Everybody knows that news outlets such as Fox and CNN are biased. So why do people tune in? There is plenty of research on the issue at hand. Leon Festinger, recognized as the father of modern social psychology, wrote a book in 1957 titled A Theory of Cognitive Dissonance that has received much scholarly acclaim and is a widely accepted reason for selective exposure. Festinger’s cognitive dissonance theory can be explained using the analogy of a smoking habit. Somebody who smokes a pack of cigarettes a day, knowing full well that smoking causes cancer, is living in dissonance.Their behaviors do not align with their cognition. The theory of cognitive dissonance would suggest that one does not enjoy the state of dissonance and thus will try to remove the dissonance and experience peace. For the smoker, they would have to quit their smoking habit to come to a point of consonance. You can read more about cognitive dissonance here. When it comes to politics, the theory of cognitive dissonance would provide a reason why we engage in selective exposure. Because we don’t like the feeling of dissonance, which can be created by receiving opposing political opinions, an easy solution is to simply ignore news that contradicts your opinions.
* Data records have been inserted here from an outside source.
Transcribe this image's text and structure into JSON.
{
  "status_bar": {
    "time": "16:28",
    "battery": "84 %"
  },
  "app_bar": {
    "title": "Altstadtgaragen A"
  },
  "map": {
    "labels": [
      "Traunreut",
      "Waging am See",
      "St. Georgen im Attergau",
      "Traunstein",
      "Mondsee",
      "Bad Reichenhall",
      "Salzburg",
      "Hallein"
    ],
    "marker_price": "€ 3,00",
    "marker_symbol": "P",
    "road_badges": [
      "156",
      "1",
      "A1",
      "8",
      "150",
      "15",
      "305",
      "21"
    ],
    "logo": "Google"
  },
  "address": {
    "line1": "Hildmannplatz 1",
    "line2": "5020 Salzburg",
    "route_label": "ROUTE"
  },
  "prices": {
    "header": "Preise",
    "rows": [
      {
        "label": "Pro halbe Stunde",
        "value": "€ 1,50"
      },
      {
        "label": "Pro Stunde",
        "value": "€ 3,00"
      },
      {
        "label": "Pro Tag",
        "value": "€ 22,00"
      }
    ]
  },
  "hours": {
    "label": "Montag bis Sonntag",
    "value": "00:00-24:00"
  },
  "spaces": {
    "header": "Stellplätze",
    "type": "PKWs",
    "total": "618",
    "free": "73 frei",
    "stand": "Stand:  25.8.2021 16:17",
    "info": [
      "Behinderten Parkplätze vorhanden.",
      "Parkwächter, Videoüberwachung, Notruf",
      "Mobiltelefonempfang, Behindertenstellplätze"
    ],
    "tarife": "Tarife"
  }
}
Thus you are left with partisan selective exposure.

So if cognitive dissonance is why we engage in selective exposure, what are some results of selective exposure? Well, when it comes to politics, some outcomes include polarization of the political climate, increased selective exposure, and less tolerance for those on the opposite side of the political spectrum. These are all negative outcomes of selective exposure, but what if selective exposure is a good thing? What if selective exposure has its place in democracy? What if partisanship isn’t as bad as it first seems?
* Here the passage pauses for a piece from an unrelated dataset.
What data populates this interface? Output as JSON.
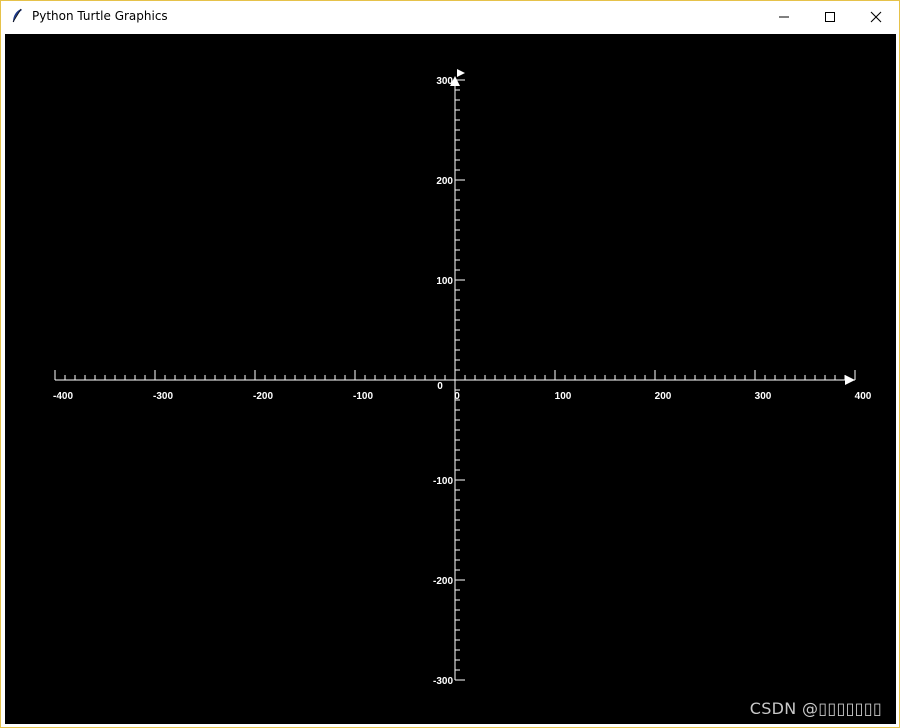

The New York Times produced an article on March 1, 2018 titled “What Motivates Voters More Than Loyalty? Loathing”which discusses the topic of “negative partisanship”. Negative partisanship is the concept that voters align themselves against the opposing party rather than with their own party. The 2016 presidential election provides pretty good evidence in support of the prevalence of this notion.

Now, this article still seems to shine a negative light on partisanship, and you can surely understand why! Nobody wants to identify with anger and hatred toward a political candidate, or anyone for that matter! These are emotions that people largely want to deny. Yet, as this article implies, these emotions are the very thing which motivates voters to get to the polls on election day!

So I submit this thought: if selective exposure, which is compelled by cognitive dissonance and leads to negative partisanship, encourages citizens to vote, then how bad can it really be? In a democracy, voting is arguably the easiest way to participate in politics, and it is vitally important to the success of a democracy. Check out this chart recording the voter turnout rates since 1916. Is the increase in voter turnout in recent years due in part to negative partisanship?